Life in the wilderness was scary at first. I didn’t know what I wanted to do. But slowly I found myself getting involved with nature projects as a way of keeping busy and earning a little money. It was the start of a journey. I applied to work at a wildlife sanctuary. I found myself out in the driving rain making hedges and fences safe so that the wildlife was protected and somehow it felt good! Then I started doing work as a farm labourer – it didn’t pay well but I had that lump sum behind me to cover any shortfall and I found that a frugal life actually meant I could put a little money away some weeks.
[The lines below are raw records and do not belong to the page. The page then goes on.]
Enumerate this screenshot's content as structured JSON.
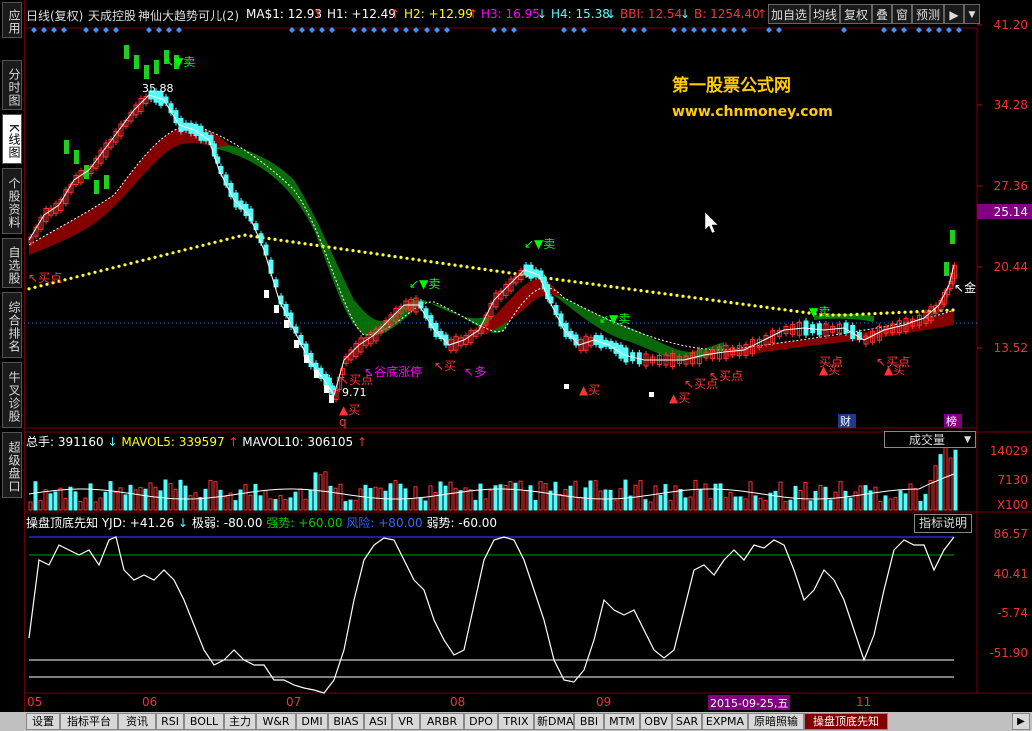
{
  "left_tabs": [
    "应用",
    "分时图",
    "K线图",
    "个股资料",
    "自选股",
    "综合排名",
    "牛叉诊股",
    "超级盘口"
  ],
  "topbar": {
    "period": "日线(复权)",
    "stock": "天成控股",
    "indicator": "神仙大趋势可儿(2)",
    "ma1": "MA$1: 12.93",
    "h1": "H1: +12.49",
    "h2": "H2: +12.99",
    "h3": "H3: 16.95",
    "h4": "H4: 15.38",
    "bbi": "BBI: 12.54",
    "b": "B: 1254.40",
    "buttons": [
      "加自选",
      "均线",
      "复权",
      "叠",
      "窗",
      "预测"
    ]
  },
  "watermark": {
    "line1": "第一股票公式网",
    "line2": "www.chnmoney.com"
  },
  "price_axis": [
    "41.20",
    "34.28",
    "27.36",
    "20.44",
    "13.52"
  ],
  "current_price_tag": "25.14",
  "chart_annotations": {
    "high": "35.88",
    "low": "9.71",
    "sell_labels": [
      "卖",
      "卖",
      "卖",
      "卖",
      "卖"
    ],
    "buy_point": "买点",
    "buy": "买",
    "valley_limit": "谷底涨停",
    "gold": "金",
    "more": "多",
    "cai": "财",
    "bang": "榜",
    "q": "q"
  },
  "volume_panel": {
    "total": "总手: 391160",
    "mavol5": "MAVOL5: 339597",
    "mavol10": "MAVOL10: 306105",
    "dropdown": "成交量",
    "axis": [
      "14029",
      "7130",
      "X100"
    ]
  },
  "indicator_panel": {
    "name": "操盘顶底先知",
    "yjd": "YJD: +41.26",
    "jiruo": "极弱: -80.00",
    "qiangshi": "强势: +60.00",
    "fengxian": "风险: +80.00",
    "ruoshi": "弱势: -60.00",
    "help": "指标说明",
    "axis": [
      "86.57",
      "40.41",
      "-5.74",
      "-51.90"
    ]
  },
  "date_axis": {
    "months": [
      "05",
      "06",
      "07",
      "08",
      "09",
      "10",
      "11"
    ],
    "cursor_date": "2015-09-25,五"
  },
  "bottom_tabs": [
    "设置",
    "指标平台",
    "资讯",
    "RSI",
    "BOLL",
    "主力",
    "W&R",
    "DMI",
    "BIAS",
    "ASI",
    "VR",
    "ARBR",
    "DPO",
    "TRIX",
    "新DMA",
    "BBI",
    "MTM",
    "OBV",
    "SAR",
    "EXPMA",
    "原暗照输",
    "操盘顶底先知"
  ],
  "colors": {
    "up": "#ff3232",
    "down": "#54fcfc",
    "green_cloud": "#0a7a0a",
    "red_cloud": "#8b0000",
    "accent": "#800080"
  }
}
I moved from one area to another, following the work. I met my current partner, Anna, while working as a labourer in Gloucestershire. I think she likes my dream even if she doesn’t believe it will ever happen. You see, I’ve been dreaming of owning my own farm some day and that prospect suddenly became a lot more realistic this week. We’ve been living in the village of Ballygreen for a couple of years now……I do work on the local farms and she works behind the bar in the Three Horseshoes as well as making pottery, some of which she sells for a good price. I’ve kept a tight reign on my finances and Anna has often made sure we have food on the table each day. Between us we have enough in the bank to perhaps fulfill that dream.
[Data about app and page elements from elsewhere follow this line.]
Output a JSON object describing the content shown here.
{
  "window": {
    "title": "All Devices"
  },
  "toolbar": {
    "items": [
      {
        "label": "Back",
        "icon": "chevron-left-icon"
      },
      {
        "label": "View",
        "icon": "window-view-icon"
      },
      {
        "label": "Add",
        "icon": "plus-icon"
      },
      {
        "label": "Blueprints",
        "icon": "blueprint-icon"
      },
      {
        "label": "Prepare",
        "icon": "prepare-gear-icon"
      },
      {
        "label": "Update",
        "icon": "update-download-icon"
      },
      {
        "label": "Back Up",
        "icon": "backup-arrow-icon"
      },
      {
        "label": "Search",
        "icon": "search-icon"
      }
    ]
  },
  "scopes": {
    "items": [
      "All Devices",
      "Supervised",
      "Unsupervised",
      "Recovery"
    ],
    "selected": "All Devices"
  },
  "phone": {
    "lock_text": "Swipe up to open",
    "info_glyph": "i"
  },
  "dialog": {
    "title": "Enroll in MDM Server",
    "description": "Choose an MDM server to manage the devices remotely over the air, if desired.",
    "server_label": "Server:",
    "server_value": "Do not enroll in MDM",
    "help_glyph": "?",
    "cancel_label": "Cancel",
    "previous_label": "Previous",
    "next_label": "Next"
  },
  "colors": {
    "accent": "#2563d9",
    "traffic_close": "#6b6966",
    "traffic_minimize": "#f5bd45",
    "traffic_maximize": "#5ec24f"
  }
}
Last night, while sitting in the ‘Horseshoes with a couple of the farmers that I do work for, Sophie Brennan mentioned that Holzman’s Farm was going up for sale. Tim Holzman is looking to get out of farming and has no heir to take over his farm. “He’s going to stay in the farmhouse, so that’s not for sale” she said……That prompted a lot of chat over the ale. I knew Sophie had bought fields from Holzman in the past – he has been reducing his workload before retiring. I’ve worked a couple of them for Sophie. I wondered what was left of the farm – prompting some derision from the table. Just three fields and a yard with a couple of buildings. It seems that the farmers with the exception of Sophie were not interested in buying. I made a point of asking Sophie as I have a friendly working relationship with her and she owns the land around, “Are you intending to buy?* and she said “I don’t think so.” “Would you have any issues with me buying that farm?” I asked. “If you’ve got the £200k or so then why not? – I can take you up there tomorrow to take a look if you want. I know Tim well and I know he’d want the land to stay under the plough.”

It came back to me that night as I wandered back to our lodgings with Anna – “You know… All the important deals are done in smoke filled rooms don’t you?” I’d just made a pledge to look at something that could cost us a lot of our savings and give us a lot of heartache too. Anna was non-commital – she needed to see. I guess it would all come down to the visit with Sophie and the price Holzman wanted for what was left of his farm.